#### Source records:
Segment Open

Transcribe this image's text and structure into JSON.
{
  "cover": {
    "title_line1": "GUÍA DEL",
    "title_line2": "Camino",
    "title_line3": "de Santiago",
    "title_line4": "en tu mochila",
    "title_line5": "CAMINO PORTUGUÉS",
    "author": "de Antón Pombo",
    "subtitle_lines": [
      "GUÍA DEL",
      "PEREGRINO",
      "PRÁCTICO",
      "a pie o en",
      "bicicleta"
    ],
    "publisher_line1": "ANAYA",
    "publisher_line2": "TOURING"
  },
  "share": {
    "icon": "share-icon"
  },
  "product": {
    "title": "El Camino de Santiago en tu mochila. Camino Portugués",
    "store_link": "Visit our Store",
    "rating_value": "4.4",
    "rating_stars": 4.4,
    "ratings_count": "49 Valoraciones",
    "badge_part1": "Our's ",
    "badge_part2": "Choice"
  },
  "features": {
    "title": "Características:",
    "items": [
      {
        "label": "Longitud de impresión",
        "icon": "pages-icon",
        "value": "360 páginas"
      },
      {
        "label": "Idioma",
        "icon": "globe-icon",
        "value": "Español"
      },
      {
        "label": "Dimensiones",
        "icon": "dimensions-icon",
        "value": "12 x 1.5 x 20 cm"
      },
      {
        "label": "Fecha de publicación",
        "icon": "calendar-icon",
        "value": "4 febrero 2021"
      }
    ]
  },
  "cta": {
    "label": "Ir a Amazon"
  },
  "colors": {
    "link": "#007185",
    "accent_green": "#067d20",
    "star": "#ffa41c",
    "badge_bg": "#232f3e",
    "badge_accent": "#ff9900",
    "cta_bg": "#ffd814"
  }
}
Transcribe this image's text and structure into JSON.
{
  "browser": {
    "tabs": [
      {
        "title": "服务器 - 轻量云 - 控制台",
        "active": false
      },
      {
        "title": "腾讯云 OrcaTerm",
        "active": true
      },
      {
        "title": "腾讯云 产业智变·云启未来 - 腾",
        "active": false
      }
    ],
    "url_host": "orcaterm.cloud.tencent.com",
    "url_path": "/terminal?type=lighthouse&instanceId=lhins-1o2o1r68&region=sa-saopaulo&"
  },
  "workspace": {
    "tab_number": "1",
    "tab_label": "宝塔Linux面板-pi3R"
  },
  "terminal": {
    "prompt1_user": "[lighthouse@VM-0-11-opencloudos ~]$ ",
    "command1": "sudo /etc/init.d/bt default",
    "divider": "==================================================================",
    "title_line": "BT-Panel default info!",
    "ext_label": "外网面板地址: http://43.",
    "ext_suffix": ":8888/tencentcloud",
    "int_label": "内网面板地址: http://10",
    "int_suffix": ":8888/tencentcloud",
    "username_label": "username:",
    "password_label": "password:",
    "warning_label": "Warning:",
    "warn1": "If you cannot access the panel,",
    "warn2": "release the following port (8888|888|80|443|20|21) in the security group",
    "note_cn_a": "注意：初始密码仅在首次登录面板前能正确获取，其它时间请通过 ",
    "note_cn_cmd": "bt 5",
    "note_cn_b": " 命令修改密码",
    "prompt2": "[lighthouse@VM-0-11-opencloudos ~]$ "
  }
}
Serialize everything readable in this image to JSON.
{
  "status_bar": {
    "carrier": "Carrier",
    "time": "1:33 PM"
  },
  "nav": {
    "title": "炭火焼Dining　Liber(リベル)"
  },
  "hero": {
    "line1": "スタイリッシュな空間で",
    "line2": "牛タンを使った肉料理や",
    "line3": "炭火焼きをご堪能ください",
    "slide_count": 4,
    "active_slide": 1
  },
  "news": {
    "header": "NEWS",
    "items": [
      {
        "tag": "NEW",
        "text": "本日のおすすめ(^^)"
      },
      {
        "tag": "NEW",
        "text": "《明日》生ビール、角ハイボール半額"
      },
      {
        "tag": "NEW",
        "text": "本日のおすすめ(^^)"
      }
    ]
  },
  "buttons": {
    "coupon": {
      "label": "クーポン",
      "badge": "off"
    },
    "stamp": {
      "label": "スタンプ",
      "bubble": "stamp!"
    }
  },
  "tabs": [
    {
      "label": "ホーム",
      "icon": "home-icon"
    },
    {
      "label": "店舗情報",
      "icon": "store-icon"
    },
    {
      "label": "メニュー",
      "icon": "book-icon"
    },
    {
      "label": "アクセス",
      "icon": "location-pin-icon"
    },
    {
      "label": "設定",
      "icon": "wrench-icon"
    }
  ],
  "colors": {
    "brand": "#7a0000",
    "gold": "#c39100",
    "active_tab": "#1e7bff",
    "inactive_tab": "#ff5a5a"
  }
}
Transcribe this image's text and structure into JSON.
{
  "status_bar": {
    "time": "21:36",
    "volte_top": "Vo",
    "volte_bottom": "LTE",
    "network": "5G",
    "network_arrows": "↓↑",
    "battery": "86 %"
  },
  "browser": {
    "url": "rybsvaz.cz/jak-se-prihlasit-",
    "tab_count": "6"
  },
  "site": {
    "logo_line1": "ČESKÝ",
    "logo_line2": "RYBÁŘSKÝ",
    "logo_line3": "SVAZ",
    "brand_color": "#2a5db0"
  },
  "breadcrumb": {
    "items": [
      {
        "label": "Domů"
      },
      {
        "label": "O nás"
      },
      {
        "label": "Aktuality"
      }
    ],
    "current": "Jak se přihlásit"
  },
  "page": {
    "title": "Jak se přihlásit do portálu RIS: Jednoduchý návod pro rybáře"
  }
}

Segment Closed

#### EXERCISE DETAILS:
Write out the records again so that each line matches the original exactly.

#### ANSWER SPACE:
Transcribe this image's text and structure into JSON.
{
  "cover": {
    "title_line1": "GUÍA DEL",
    "title_line2": "Camino",
    "title_line3": "de Santiago",
    "title_line4": "en tu mochila",
    "title_line5": "CAMINO PORTUGUÉS",
    "author": "de Antón Pombo",
    "subtitle_lines": [
      "GUÍA DEL",
      "PEREGRINO",
      "PRÁCTICO",
      "a pie o en",
      "bicicleta"
    ],
    "publisher_line1": "ANAYA",
    "publisher_line2": "TOURING"
  },
  "share": {
    "icon": "share-icon"
  },
  "product": {
    "title": "El Camino de Santiago en tu mochila. Camino Portugués",
    "store_link": "Visit our Store",
    "rating_value": "4.4",
    "rating_stars": 4.4,
    "ratings_count": "49 Valoraciones",
    "badge_part1": "Our's ",
    "badge_part2": "Choice"
  },
  "features": {
    "title": "Características:",
    "items": [
      {
        "label": "Longitud de impresión",
        "icon": "pages-icon",
        "value": "360 páginas"
      },
      {
        "label": "Idioma",
        "icon": "globe-icon",
        "value": "Español"
      },
      {
        "label": "Dimensiones",
        "icon": "dimensions-icon",
        "value": "12 x 1.5 x 20 cm"
      },
      {
        "label": "Fecha de publicación",
        "icon": "calendar-icon",
        "value": "4 febrero 2021"
      }
    ]
  },
  "cta": {
    "label": "Ir a Amazon"
  },
  "colors": {
    "link": "#007185",
    "accent_green": "#067d20",
    "star": "#ffa41c",
    "badge_bg": "#232f3e",
    "badge_accent": "#ff9900",
    "cta_bg": "#ffd814"
  }
}
Transcribe this image's text and structure into JSON.
{
  "browser": {
    "tabs": [
      {
        "title": "服务器 - 轻量云 - 控制台",
        "active": false
      },
      {
        "title": "腾讯云 OrcaTerm",
        "active": true
      },
      {
        "title": "腾讯云 产业智变·云启未来 - 腾",
        "active": false
      }
    ],
    "url_host": "orcaterm.cloud.tencent.com",
    "url_path": "/terminal?type=lighthouse&instanceId=lhins-1o2o1r68&region=sa-saopaulo&"
  },
  "workspace": {
    "tab_number": "1",
    "tab_label": "宝塔Linux面板-pi3R"
  },
  "terminal": {
    "prompt1_user": "[lighthouse@VM-0-11-opencloudos ~]$ ",
    "command1": "sudo /etc/init.d/bt default",
    "divider": "==================================================================",
    "title_line": "BT-Panel default info!",
    "ext_label": "外网面板地址: http://43.",
    "ext_suffix": ":8888/tencentcloud",
    "int_label": "内网面板地址: http://10",
    "int_suffix": ":8888/tencentcloud",
    "username_label": "username:",
    "password_label": "password:",
    "warning_label": "Warning:",
    "warn1": "If you cannot access the panel,",
    "warn2": "release the following port (8888|888|80|443|20|21) in the security group",
    "note_cn_a": "注意：初始密码仅在首次登录面板前能正确获取，其它时间请通过 ",
    "note_cn_cmd": "bt 5",
    "note_cn_b": " 命令修改密码",
    "prompt2": "[lighthouse@VM-0-11-opencloudos ~]$ "
  }
}
Serialize everything readable in this image to JSON.
{
  "status_bar": {
    "carrier": "Carrier",
    "time": "1:33 PM"
  },
  "nav": {
    "title": "炭火焼Dining　Liber(リベル)"
  },
  "hero": {
    "line1": "スタイリッシュな空間で",
    "line2": "牛タンを使った肉料理や",
    "line3": "炭火焼きをご堪能ください",
    "slide_count": 4,
    "active_slide": 1
  },
  "news": {
    "header": "NEWS",
    "items": [
      {
        "tag": "NEW",
        "text": "本日のおすすめ(^^)"
      },
      {
        "tag": "NEW",
        "text": "《明日》生ビール、角ハイボール半額"
      },
      {
        "tag": "NEW",
        "text": "本日のおすすめ(^^)"
      }
    ]
  },
  "buttons": {
    "coupon": {
      "label": "クーポン",
      "badge": "off"
    },
    "stamp": {
      "label": "スタンプ",
      "bubble": "stamp!"
    }
  },
  "tabs": [
    {
      "label": "ホーム",
      "icon": "home-icon"
    },
    {
      "label": "店舗情報",
      "icon": "store-icon"
    },
    {
      "label": "メニュー",
      "icon": "book-icon"
    },
    {
      "label": "アクセス",
      "icon": "location-pin-icon"
    },
    {
      "label": "設定",
      "icon": "wrench-icon"
    }
  ],
  "colors": {
    "brand": "#7a0000",
    "gold": "#c39100",
    "active_tab": "#1e7bff",
    "inactive_tab": "#ff5a5a"
  }
}
Transcribe this image's text and structure into JSON.
{
  "status_bar": {
    "time": "21:36",
    "volte_top": "Vo",
    "volte_bottom": "LTE",
    "network": "5G",
    "network_arrows": "↓↑",
    "battery": "86 %"
  },
  "browser": {
    "url": "rybsvaz.cz/jak-se-prihlasit-",
    "tab_count": "6"
  },
  "site": {
    "logo_line1": "ČESKÝ",
    "logo_line2": "RYBÁŘSKÝ",
    "logo_line3": "SVAZ",
    "brand_color": "#2a5db0"
  },
  "breadcrumb": {
    "items": [
      {
        "label": "Domů"
      },
      {
        "label": "O nás"
      },
      {
        "label": "Aktuality"
      }
    ],
    "current": "Jak se přihlásit"
  },
  "page": {
    "title": "Jak se přihlásit do portálu RIS: Jednoduchý návod pro rybáře"
  }
}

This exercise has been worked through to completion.